Smithsonian ForestGEO received a $12 million grant from the Bezos Earth Fund to support the GEO-TREES initiative, the world's first ground-based, open-access, equitably developed forest biomass reference system, designed to make global satellite-based forest carbon assessments actionable. This unprecedented collaboration will use innovative technology, partnerships and training, broad sampling and long-term commitment, and open-access data to establish 100 core sites and 200 supplementary sites around the globe to measure and monitor forest biomass stocks and fluxes. These data will be accessible to the public, to the science and corporate communities, and to space agencies driving critical advances in satellite technology. Building on decades of work from the global research community with a strong representation of partners from the Global South, the GEO-TREES initiative aims to fund high quality ground data from a global network of long-term forest inventories, and to make these data open access. ForestGEO will join with other forest plot networks, including RAINFOR, TmFO, AFRITRON, 2ndFor, and SEOSAW, comprising thousands of plots in over 50 countries, and collectively include more than 50% of the world’s tree species.
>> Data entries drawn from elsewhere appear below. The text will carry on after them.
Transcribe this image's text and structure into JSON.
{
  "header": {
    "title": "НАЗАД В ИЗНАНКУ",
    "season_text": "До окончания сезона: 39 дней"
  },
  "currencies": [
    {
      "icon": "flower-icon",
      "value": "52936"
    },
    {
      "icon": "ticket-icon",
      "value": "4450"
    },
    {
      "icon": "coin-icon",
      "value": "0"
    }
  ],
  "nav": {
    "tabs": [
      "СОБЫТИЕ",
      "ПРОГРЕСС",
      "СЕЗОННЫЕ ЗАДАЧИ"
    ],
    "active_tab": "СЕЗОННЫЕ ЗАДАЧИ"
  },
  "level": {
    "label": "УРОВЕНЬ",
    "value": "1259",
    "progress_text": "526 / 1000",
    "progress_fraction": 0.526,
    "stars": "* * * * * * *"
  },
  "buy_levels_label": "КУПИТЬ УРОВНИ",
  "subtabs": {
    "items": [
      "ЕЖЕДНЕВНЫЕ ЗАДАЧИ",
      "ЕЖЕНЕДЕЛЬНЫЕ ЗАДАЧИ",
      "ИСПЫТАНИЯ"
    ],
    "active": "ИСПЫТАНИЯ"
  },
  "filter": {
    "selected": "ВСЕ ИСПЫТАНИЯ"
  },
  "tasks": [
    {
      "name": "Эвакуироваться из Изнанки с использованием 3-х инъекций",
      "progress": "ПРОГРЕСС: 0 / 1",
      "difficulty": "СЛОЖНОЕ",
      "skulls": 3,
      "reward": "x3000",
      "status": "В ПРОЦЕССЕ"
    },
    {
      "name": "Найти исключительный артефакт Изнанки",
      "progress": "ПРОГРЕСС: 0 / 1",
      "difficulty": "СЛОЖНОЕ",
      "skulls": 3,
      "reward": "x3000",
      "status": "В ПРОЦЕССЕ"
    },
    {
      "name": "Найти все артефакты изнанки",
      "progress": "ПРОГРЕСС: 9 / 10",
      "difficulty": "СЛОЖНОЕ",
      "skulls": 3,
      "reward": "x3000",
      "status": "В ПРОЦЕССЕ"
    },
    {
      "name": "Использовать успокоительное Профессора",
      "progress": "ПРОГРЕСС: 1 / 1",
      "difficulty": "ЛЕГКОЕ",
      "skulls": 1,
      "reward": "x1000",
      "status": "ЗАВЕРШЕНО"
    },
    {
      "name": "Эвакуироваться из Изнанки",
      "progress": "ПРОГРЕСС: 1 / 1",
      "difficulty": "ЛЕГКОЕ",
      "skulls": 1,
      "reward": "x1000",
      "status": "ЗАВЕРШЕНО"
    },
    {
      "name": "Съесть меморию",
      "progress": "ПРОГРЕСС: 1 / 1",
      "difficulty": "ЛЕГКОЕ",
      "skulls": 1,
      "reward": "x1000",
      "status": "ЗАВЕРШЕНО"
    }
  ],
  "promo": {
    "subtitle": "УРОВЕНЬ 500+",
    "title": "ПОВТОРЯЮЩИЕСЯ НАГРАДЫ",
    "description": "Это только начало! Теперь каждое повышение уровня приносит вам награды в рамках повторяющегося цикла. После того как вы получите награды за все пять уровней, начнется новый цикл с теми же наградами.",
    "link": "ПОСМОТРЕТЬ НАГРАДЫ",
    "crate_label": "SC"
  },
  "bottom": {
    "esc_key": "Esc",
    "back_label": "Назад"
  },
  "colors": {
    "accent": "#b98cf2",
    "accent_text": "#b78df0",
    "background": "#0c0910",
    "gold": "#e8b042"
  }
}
“Tropical forests are the most important, best-understood, carbon-capture devices in the world,” said Joshua Tewksbury, director of STRI. “But to make large-scale carbon capture a reality, we need to engage all sectors of society. And we can only do that if we can clearly show where the carbon is—and how carbon stocks change in real time, at scales that landowners, countries and investors care about. The Smithsonian, with hundreds of partners around the world, has taken on the challenge of providing the definitive ground-based global forest database to make this work possible.” According to Cristián Samper, managing director and leader for nature solutions at the Bezos Earth Fund, “There are very few places like [STRI], where the tropical rainforest has been studied for 100 years. The longevity of tropical research at the Smithsonian, together with the expansion of a global network of forest study sites, will help address the climate crisis we face in a way not possible anywhere else.”